THE MOZILLA FOUNDATION has released Firefox 64, the first update to what is soon to be the last non-Chromium game in town.
There’s a couple of new features to talk about, not to mention that Quantum engine, starting with the rather grandiose-sounding “Contextual Feature Recommender” (CFR). This uses a little dose of cookie magic to identify potential features and add-ons that would make your life easier, based on your behaviour, and offer them up.
To begin with, the feature is only available to US-based users not running Private Browsing, with the suggestions being limited to YouTube Enhancer, Google Translate Enhancer and Facebook Container.
So if you want to leak the fact that you’re translating, sharing and reposting foreign porn, then it’s definitely your lucky day.
The other allows you to organise browser tabs better – into bespoke groups, bookmarks and pinned-open. All you need to do is click whilst pressing shift or control and you can manipulate them as you wish. You can even mute multiple tabs in one hit.
The Task Manager now shows the energy usage of each tab’s contents, and offers the chance to close them with a single click, right from the list.
One other change of note – Symantec’s TLS certificates are no longer supported, starting with this edition. This follows a similar move by Google, after it was found that certain certificates from the vendor has been hacked and cloned and were being used for nafarious purposes.
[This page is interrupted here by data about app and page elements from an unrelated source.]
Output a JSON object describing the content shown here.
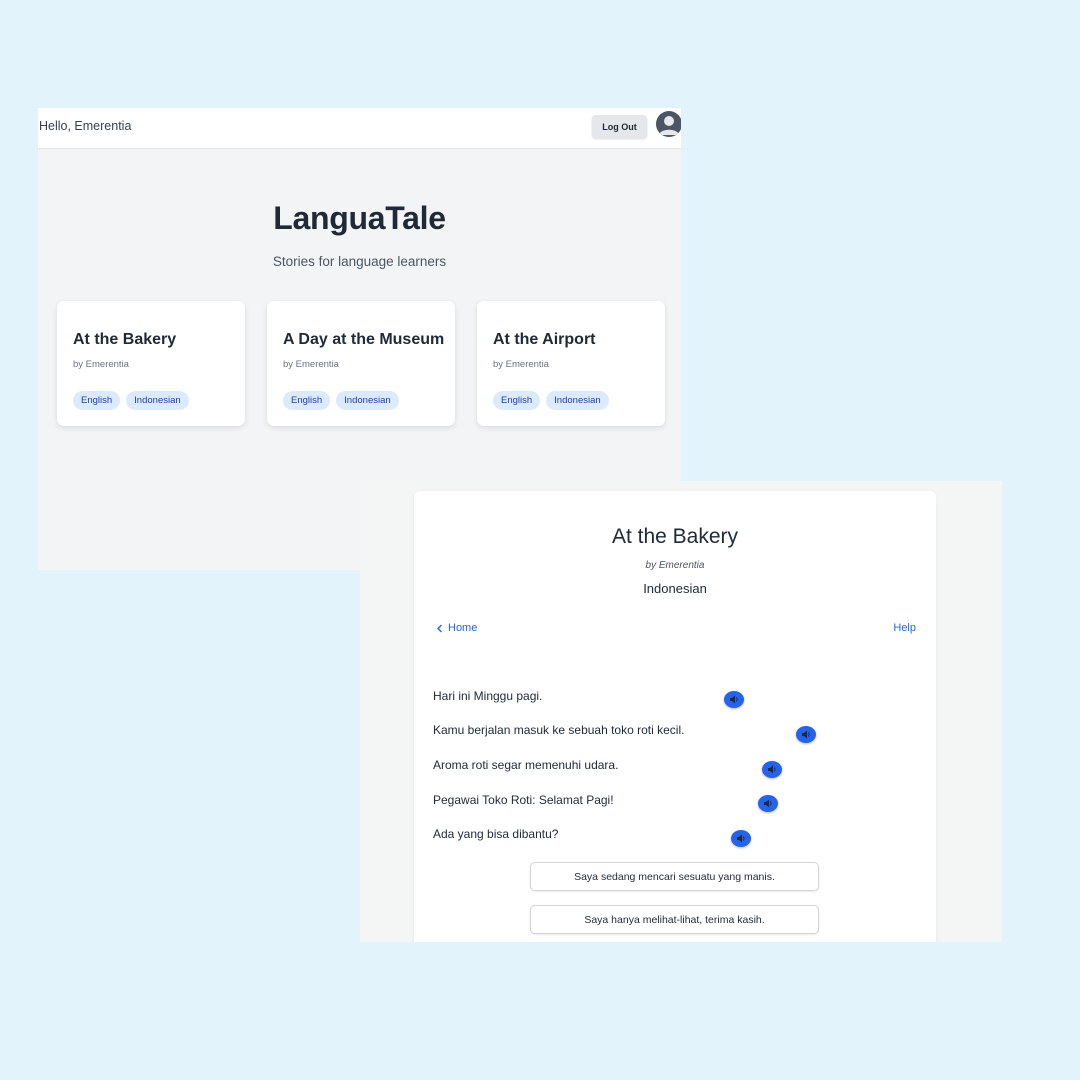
{
  "home": {
    "greeting": "Hello, Emerentia",
    "logout_label": "Log Out",
    "avatar_icon": "user-avatar-icon",
    "title": "LanguaTale",
    "subtitle": "Stories for language learners",
    "cards": [
      {
        "title": "At the Bakery",
        "author": "by Emerentia",
        "tags": [
          "English",
          "Indonesian"
        ]
      },
      {
        "title": "A Day at the Museum",
        "author": "by Emerentia",
        "tags": [
          "English",
          "Indonesian"
        ]
      },
      {
        "title": "At the Airport",
        "author": "by Emerentia",
        "tags": [
          "English",
          "Indonesian"
        ]
      }
    ]
  },
  "story": {
    "title": "At the Bakery",
    "author": "by Emerentia",
    "language": "Indonesian",
    "home_link": "Home",
    "help_link": "Help",
    "lines": [
      "Hari ini Minggu pagi.",
      "Kamu berjalan masuk ke sebuah toko roti kecil.",
      "Aroma roti segar memenuhi udara.",
      "Pegawai Toko Roti: Selamat Pagi!",
      "Ada yang bisa dibantu?"
    ],
    "audio_icon": "speaker-icon",
    "choices": [
      "Saya sedang mencari sesuatu yang manis.",
      "Saya hanya melihat-lihat, terima kasih."
    ]
  },
  "colors": {
    "background": "#e3f3fc",
    "accent": "#2563eb",
    "tag_bg": "#dbeafe",
    "tag_text": "#1e40af"
  }
}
Oh, and there’s good news for Mac users – WebVR is now available to you too, after a successful rollout in Windows.
This version of Firefox is the first since Microsoft’s announcement last week that it was to ditch EdgeHTML in favour of rebuilding Firefox on the Chromium engine. This brings it in line with all major browsers, except for Apple’s Safari, and of course Firefox. μ
Source : Inquirer